Benefit: Easy Budgeting Salaried employees who are indeed exempt from the Fair Labor Standards Act have the benefit of calculating near-exact amounts of annual or monthly wages. Their wages rarely fluctuate due to overtime pay, or docking for an hour or two off from work.
How do you determine exempt status?
With few exceptions, to be exempt an employee must (a) be paid at least $23,600 per year ($455 per week), and (b) be paid on a salary basis, and also (c) perform exempt job duties. These requirements are outlined in the FLSA Regulations (promulgated by the U.S. Department of Labor).
What is non exempt status?
Nonexempt: An individual who is not exempt from the overtime provisions of the FLSA and is therefore entitled to overtime pay for all hours worked beyond 40 in a workweek (as well as any state overtime provisions). Nonexempt employees may be paid on a salary, hourly or other basis.
What does it mean full time exempt?
A full-time exempt employee works at least 40 hours per week.

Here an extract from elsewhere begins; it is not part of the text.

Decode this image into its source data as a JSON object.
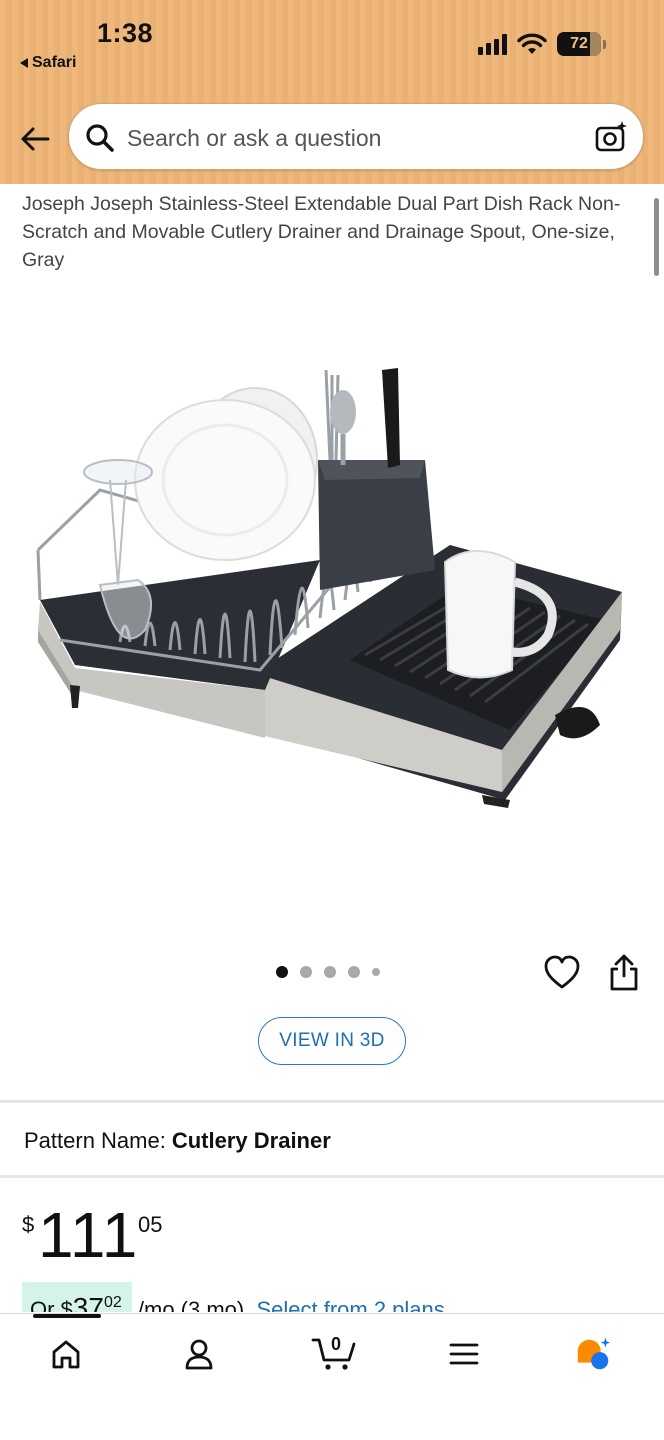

An exempt employee must be paid an annual salary, so they cannot be paid an hourly wage.
What does exempt vs non exempt mean?
non-exempt. An exempt employee is not entitled overtime pay by the Fair Labor Standards Act (FLSA). Non-exempt employees must be paid overtime and are protected by FLSA regulations. … They can be paid salary or hourly wage, but must be given federal minimum wage.
How do I know if I’m an exempt employee?
Federal employment law is clear on the issue, even if employers are sometimes fuzzy. Under the Fair Labor Standards Act (FLSA), you are considered an exempt executive if: Your salary is at least $455 per week or $23,660 per year. In some states the wage may be higher.
Can you be exempt and paid hourly?
You Can Pay Exempt Employees Their Guaranteed Salaries on an Hourly, Daily, or Shift Basis, and the Department of Labor Has Given Some Tips on How to Do It Correctly. … Such additional compensation may be paid on any basis – such as flat sum, bonus payment, straight-time hourly amount, or even time-and-a-half.
Do exempt employees need to make up time?
If an exempt, salaried employee shows up for work, even if it’s just for 15 minutes, he or she must be paid for the entire day. That’s the rule. The employer can discipline, fire, or demote the employee. But it cannot dock the employee’s pay.
Who qualifies for exempt status?
To have exempt employee status, there are three exempt employee requirements that must be met. The worker must be paid on a salary basis, make the minimum salary for exempt employees, and have job duties that are considered exempt.
Is exempt hourly or salary?
What is an exempt employee? Exempt positions are excluded from minimum wage, overtime regulations, and other rights and protections afforded nonexempt workers. Employers must pay a salary rather than an hourly wage for a position for it to be exempt.
Do exempt employees have to work 8 hours a day?
Most employers expect their exempt employees to work the number of hours necessary to get their jobs done. It doesn’t matter if that takes more or fewer than 40 hours per week. Even if your exempt employee works 70 hours in a week, you are still only required to pay them their standard base salary.
How much do you have to make to be an exempt employee?
The minimum salary requirement for exempt employees according to the Fair Labor Standards Act (FLSA) is $23,600 per year or $455 per week. However, the exempt salary minimum alone does not classify an employee as exempt. Salary level is one of three tests used to determine employee exempt status.
What is the point of being salaried?
Salaried employees enjoy the security of steady paychecks, and they tend to pull in higher overall income than hourly workers. And they typically have greater access to benefits packages, bonuses, and paid vacation time.